Jeff Vinik talks sports, philanthropy at USF
Jeff Vinik's ownership of the Tampa Bay Lightning started with a Google search.
Just before his 50th birthday, the then-hedge fund manager was living in Boston wondering about his future. "I'm turning 50 years old, what am I going to do for fun the rest of my life?" he said to a friend. Then he decided: "I'm going to buy a hockey team."
Next morning, he said, he got up and searched "how to buy a sports team."
That search led him to Tampa, and by extension as a guest lecturer to USF on Nov. 5, speaking to a sold-out audience of hundreds of students, faculty, alumni, and community members at the USF Muma College of Business. USF Sport & Entertainment Management Program Professor Mike Mondello interviewed Vinik about managing a sports team and how philanthropy goes along with leading a team.
Vinik said his self-education on owning a sports team resulting from that first Internet search led him to two conclusions: First, "like everything in life, it's all about the people." Second, "to really be a good sports owner, you have to be a part of the community."
Mondello asked about three of Vinik's stated goals for the Lightning: competing for championships, breaking even financially, and giving back to the community.
"Why are all three important?" he asked.

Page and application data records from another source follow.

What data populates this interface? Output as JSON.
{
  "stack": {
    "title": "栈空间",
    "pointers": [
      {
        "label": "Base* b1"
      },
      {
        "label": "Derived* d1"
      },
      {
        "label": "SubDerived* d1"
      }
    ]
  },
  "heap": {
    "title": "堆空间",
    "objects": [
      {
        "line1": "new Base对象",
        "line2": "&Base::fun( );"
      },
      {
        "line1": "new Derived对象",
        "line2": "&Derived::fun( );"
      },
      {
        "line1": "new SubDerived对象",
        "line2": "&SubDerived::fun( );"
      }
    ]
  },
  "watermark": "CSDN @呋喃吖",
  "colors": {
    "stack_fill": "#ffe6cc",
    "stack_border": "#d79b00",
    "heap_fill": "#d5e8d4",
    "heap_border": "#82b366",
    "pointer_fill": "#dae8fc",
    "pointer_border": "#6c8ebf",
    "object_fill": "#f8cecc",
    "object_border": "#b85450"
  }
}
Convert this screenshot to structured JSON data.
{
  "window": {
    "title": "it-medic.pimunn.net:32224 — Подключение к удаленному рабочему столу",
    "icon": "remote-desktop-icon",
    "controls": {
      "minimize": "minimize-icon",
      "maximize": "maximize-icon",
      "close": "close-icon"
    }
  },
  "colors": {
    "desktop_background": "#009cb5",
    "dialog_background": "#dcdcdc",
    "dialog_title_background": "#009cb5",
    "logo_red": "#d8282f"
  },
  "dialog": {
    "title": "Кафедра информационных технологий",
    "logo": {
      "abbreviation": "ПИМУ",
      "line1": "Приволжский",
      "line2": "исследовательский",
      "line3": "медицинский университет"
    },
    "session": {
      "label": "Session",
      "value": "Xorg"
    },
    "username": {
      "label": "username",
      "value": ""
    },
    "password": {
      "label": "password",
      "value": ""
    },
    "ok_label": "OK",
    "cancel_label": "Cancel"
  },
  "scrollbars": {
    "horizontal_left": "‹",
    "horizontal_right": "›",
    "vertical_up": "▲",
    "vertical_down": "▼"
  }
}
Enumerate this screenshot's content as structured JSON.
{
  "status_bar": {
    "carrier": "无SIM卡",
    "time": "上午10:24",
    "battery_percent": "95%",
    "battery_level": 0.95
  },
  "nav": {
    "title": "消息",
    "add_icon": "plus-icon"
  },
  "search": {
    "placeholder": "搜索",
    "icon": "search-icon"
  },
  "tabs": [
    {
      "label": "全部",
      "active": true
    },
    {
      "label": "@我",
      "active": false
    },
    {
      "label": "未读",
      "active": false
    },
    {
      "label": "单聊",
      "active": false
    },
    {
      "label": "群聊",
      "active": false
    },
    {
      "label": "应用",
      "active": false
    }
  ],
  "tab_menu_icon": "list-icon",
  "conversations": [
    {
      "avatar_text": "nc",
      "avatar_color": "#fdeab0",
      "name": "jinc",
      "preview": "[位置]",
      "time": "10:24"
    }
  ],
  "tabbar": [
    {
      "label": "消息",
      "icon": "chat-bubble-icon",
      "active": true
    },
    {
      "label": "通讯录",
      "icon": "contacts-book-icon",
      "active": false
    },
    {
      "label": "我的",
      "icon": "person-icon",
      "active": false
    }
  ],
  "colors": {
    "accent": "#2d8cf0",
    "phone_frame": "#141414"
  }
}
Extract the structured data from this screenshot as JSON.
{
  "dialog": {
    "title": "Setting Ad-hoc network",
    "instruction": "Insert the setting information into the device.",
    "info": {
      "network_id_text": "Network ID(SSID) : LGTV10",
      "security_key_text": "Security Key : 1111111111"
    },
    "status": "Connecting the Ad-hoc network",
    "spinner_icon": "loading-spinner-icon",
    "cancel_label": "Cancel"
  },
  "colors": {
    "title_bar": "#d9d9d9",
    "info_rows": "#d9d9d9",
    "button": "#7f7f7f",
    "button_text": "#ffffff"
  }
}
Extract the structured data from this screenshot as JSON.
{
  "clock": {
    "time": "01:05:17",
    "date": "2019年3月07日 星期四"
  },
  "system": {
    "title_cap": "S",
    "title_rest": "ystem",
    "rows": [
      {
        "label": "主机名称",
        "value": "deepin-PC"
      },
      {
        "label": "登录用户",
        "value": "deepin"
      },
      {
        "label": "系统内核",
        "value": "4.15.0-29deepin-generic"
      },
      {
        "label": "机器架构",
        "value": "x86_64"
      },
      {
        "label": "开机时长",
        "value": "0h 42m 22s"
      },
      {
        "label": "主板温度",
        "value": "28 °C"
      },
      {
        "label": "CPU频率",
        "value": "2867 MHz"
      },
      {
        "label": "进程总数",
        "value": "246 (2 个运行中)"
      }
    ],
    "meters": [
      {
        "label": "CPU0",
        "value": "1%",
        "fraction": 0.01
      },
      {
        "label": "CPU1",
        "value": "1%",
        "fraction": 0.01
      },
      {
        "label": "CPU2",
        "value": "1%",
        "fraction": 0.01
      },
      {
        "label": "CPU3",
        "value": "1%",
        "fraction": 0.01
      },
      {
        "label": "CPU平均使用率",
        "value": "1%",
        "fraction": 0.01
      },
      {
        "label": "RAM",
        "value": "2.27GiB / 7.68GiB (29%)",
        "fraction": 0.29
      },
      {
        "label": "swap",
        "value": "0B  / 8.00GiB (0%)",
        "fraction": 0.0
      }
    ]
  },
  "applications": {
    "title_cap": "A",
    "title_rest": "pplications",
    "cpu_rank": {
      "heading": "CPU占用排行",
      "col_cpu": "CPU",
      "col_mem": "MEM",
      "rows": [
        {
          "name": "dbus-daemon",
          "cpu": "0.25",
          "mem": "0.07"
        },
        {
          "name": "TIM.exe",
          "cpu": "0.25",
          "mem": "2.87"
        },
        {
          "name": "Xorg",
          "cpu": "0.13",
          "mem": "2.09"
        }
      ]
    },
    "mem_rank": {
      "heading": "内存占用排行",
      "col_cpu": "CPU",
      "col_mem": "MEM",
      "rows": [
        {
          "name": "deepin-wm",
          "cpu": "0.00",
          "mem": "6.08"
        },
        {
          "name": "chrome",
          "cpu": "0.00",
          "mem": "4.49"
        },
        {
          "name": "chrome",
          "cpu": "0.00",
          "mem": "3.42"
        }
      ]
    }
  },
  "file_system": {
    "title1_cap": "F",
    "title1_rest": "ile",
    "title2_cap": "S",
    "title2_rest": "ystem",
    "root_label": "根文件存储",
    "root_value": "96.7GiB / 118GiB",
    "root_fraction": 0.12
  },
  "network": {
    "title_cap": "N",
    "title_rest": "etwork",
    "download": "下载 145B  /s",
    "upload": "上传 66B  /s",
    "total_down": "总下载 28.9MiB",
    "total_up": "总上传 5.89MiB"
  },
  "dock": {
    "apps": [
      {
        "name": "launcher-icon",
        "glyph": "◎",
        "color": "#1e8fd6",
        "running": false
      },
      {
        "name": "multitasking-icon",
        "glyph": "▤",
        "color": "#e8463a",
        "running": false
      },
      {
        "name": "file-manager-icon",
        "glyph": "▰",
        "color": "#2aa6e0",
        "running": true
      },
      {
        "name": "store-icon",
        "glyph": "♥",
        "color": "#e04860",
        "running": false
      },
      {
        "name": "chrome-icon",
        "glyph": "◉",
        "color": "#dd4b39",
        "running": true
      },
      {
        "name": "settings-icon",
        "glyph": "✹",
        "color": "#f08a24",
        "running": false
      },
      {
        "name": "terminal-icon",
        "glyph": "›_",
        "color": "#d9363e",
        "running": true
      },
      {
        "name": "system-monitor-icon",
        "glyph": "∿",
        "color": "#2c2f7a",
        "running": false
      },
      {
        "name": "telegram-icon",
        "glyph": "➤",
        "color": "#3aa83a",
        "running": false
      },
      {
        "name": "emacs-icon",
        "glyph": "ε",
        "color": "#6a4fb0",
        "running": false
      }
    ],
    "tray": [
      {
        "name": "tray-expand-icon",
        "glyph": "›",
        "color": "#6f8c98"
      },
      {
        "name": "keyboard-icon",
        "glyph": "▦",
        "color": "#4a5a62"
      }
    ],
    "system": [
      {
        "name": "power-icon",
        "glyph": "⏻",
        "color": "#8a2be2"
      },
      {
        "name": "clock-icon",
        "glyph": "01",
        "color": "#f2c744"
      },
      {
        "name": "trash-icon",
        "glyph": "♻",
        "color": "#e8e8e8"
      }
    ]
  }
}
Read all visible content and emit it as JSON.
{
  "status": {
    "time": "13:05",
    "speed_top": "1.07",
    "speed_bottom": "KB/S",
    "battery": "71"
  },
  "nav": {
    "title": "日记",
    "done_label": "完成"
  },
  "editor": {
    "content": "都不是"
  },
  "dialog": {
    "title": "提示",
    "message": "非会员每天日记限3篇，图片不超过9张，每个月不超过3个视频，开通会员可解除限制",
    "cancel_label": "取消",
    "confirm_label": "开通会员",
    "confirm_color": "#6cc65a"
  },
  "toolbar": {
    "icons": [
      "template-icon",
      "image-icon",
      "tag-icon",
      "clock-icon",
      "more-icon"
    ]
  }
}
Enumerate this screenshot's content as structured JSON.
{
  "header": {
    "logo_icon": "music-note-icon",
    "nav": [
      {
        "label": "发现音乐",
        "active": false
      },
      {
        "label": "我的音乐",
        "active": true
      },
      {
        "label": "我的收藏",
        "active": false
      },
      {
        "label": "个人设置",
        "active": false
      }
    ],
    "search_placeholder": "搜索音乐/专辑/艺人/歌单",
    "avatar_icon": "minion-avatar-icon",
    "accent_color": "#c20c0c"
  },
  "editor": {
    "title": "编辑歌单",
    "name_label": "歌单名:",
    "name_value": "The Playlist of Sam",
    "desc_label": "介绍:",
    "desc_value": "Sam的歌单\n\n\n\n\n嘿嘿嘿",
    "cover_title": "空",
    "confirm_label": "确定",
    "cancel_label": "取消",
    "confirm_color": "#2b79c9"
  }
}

Vinik spoke about how all three goals are important to having a sustainable team. The breakeven point, he said, is all about which choices to make as a team owner: he could spend $20 million less on players, but then the team wouldn't be able to compete for championships. Giving back to the community, he said, is a responsibility - to invest in the area where the team plays and that supports the Lightning. Vinik said he put $75 million into Amalie Arena because of that belief in the area and the image he wanted to present.
"It didn't represent this area in terms of its soul or the Lightning in terms of a brand," he said."
"This whole area is really starting to catch fire ... we're resonating. The Tampa Bay area is starting to get on the radar of companies around the country," Vinik said.
He spoke extensively about integrity and its role in his business decisions. He defined his formula for success as great people plus integrity plus common sense - and said he wanted to win a championship, but wanted to do that by focusing on the long term health of the Lightning organization as a fan-centered brand. He said success isn't something he determines by a strict benchmark.
"You measure success in your gut," he said.
One last takeaway for ambitious job-seekers from Vinik's appearance: a dinner can make or break your chances to join the leadership of his companies. While he looks for passion, integrity, and intelligence from the people he hires, Vinik said, the real test comes when he takes them out to dinner.
"I look at how they treat their spouse, and I look at how they treat the waiter," he said.
A gallery of photos from the event is viewable on the USF Muma College of Business Flickr page.